Alexion is a global biopharmaceutical company focused on serving patients and families affected by rare diseases and devastating conditions through the discovery, development and commercialization of life-changing medicines. As a leader in rare diseases for more than 25 years, Alexion has developed and commercializes two approved complement inhibitors to treat patients with paroxysmal nocturnal hemoglobinuria (PNH) and atypical hemolytic uremic syndrome (aHUS), as well as the first and only approved complement inhibitor to treat anti-acetylcholine receptor (AchR) antibody-positive generalized myasthenia gravis (gMG) and neuromyelitis optica spectrum disorder (NMOSD). Alexion also has two highly innovative enzyme replacement therapies for patients with life-threatening and ultra-rare metabolic disorders, hypophosphatasia (HPP) and lysosomal acid lipase deficiency (LAL-D) as well as the first and only approved Factor Xa inhibitor reversal agent.
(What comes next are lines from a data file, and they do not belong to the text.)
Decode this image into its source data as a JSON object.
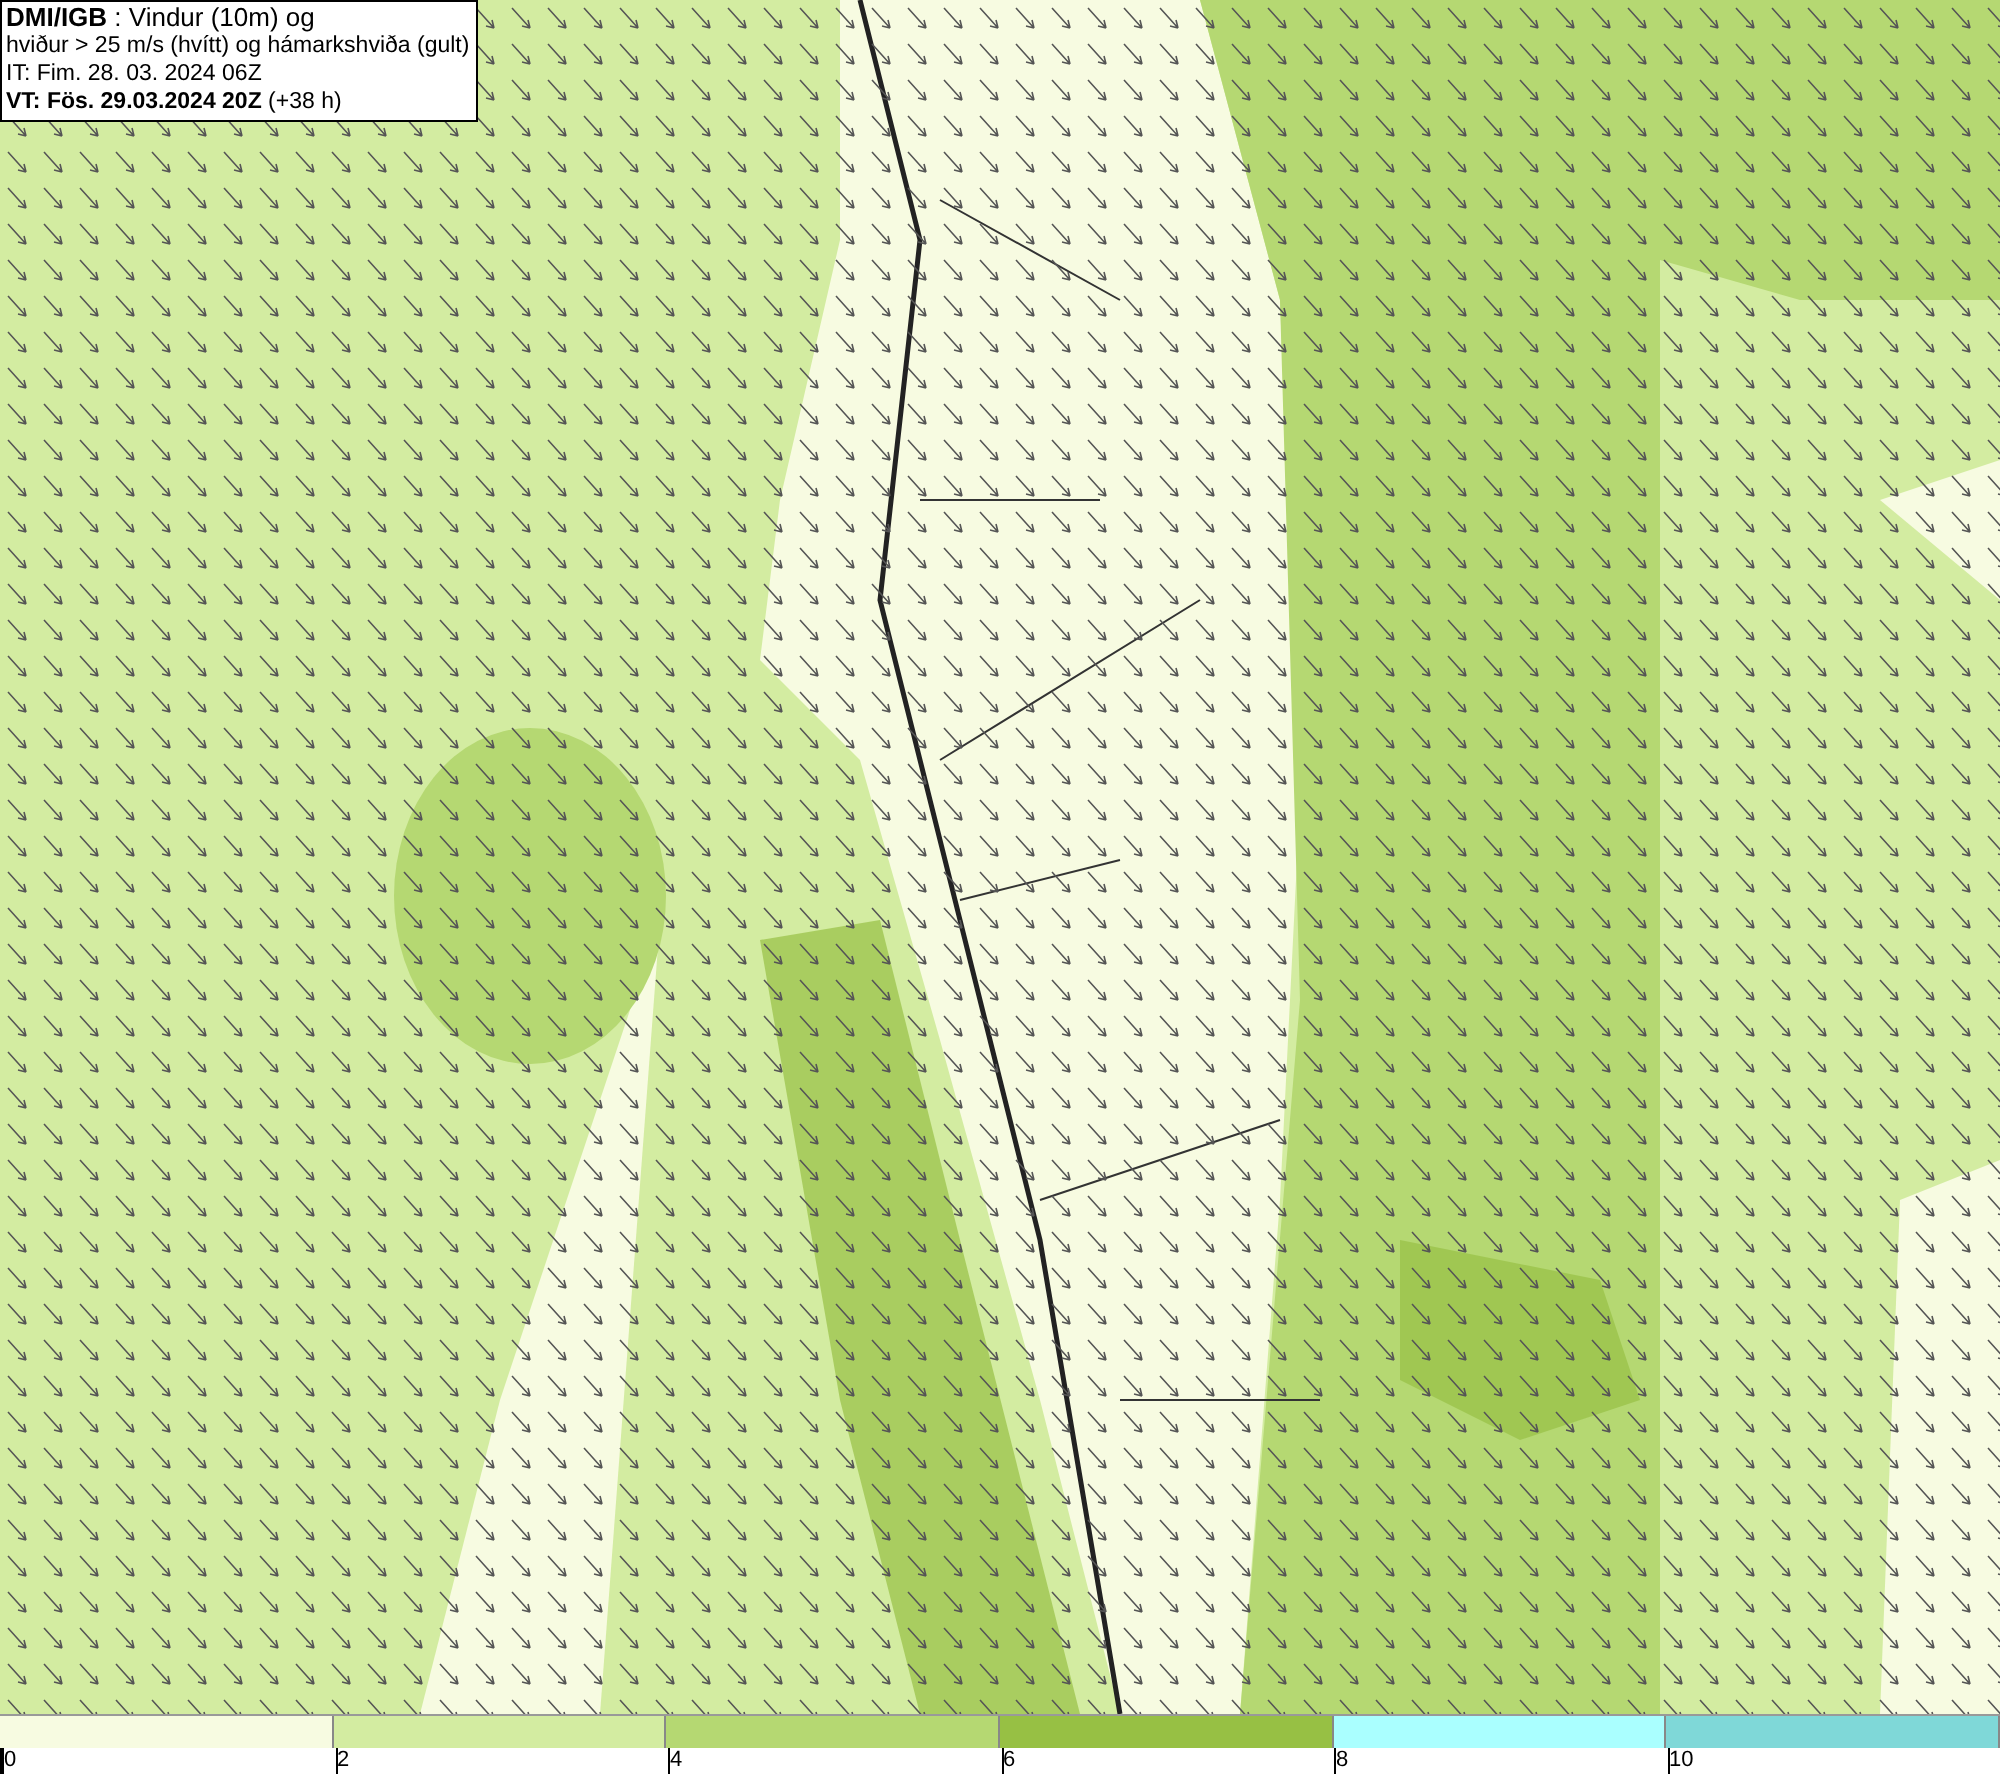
{
  "header": {
    "lines": [
      "**DMI/IGB** : Vindur (10m) og",
      "hviður > 25 m/s (hvítt) og hámarkshviða (gult)",
      "IT: Fim. 28. 03. 2024 06Z",
      "**VT: Fös. 29.03.2024 20Z** (+38 h)"
    ]
  },
  "legend": {
    "bins": [
      {
        "label": "0",
        "color": "#f7fbe1"
      },
      {
        "label": "2",
        "color": "#d3eca1"
      },
      {
        "label": "4",
        "color": "#b5d872"
      },
      {
        "label": "6",
        "color": "#97c044"
      },
      {
        "label": "8",
        "color": "#aaffff"
      },
      {
        "label": "10",
        "color": "#7fd8d8"
      }
    ]
  }
}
In addition, the company is developing several mid-to-late-stage therapies, including a copper-binding agent for Wilson disease, an anti-neonatal Fc receptor (FcRn) antibody for rare Immunoglobulin G (IgG)-mediated diseases and an oral Factor D inhibitor as well as several early-stage therapies, including one for light chain (AL) amyloidosis, a second oral Factor D inhibitor and a third complement inhibitor. Alexion focuses its research efforts on novel molecules and targets in the complement cascade and its development efforts on the core therapeutic areas of hematology, nephrology, neurology, metabolic disorders and cardiology. Headquartered in Boston, Massachusetts, Alexion has offices around the globe and serves patients in more than 50 countries. This press release and further information about Alexion can be found at: www.alexion.com.
About Caelum Biosciences
Caelum Biosciences, Inc. (“Caelum”) is a clinical-stage biotechnology company developing treatments for rare and life-threatening diseases. Caelum’s lead asset, CAEL-101, is a novel antibody for the treatment of patients with amyloid light chain (“AL”) amyloidosis. In 2019, Caelum entered a collaboration agreement with Alexion under which Alexion acquired a minority equity interest in Caelum and an exclusive option to acquire the remaining equity in the company based on Phase 3 CAEL-101 data. Caelum was founded by Fortress Biotech, Inc. (NASDAQ: FBIO). For more information, visit www.caelumbio.com.
SOURCE: Caelum Biosciences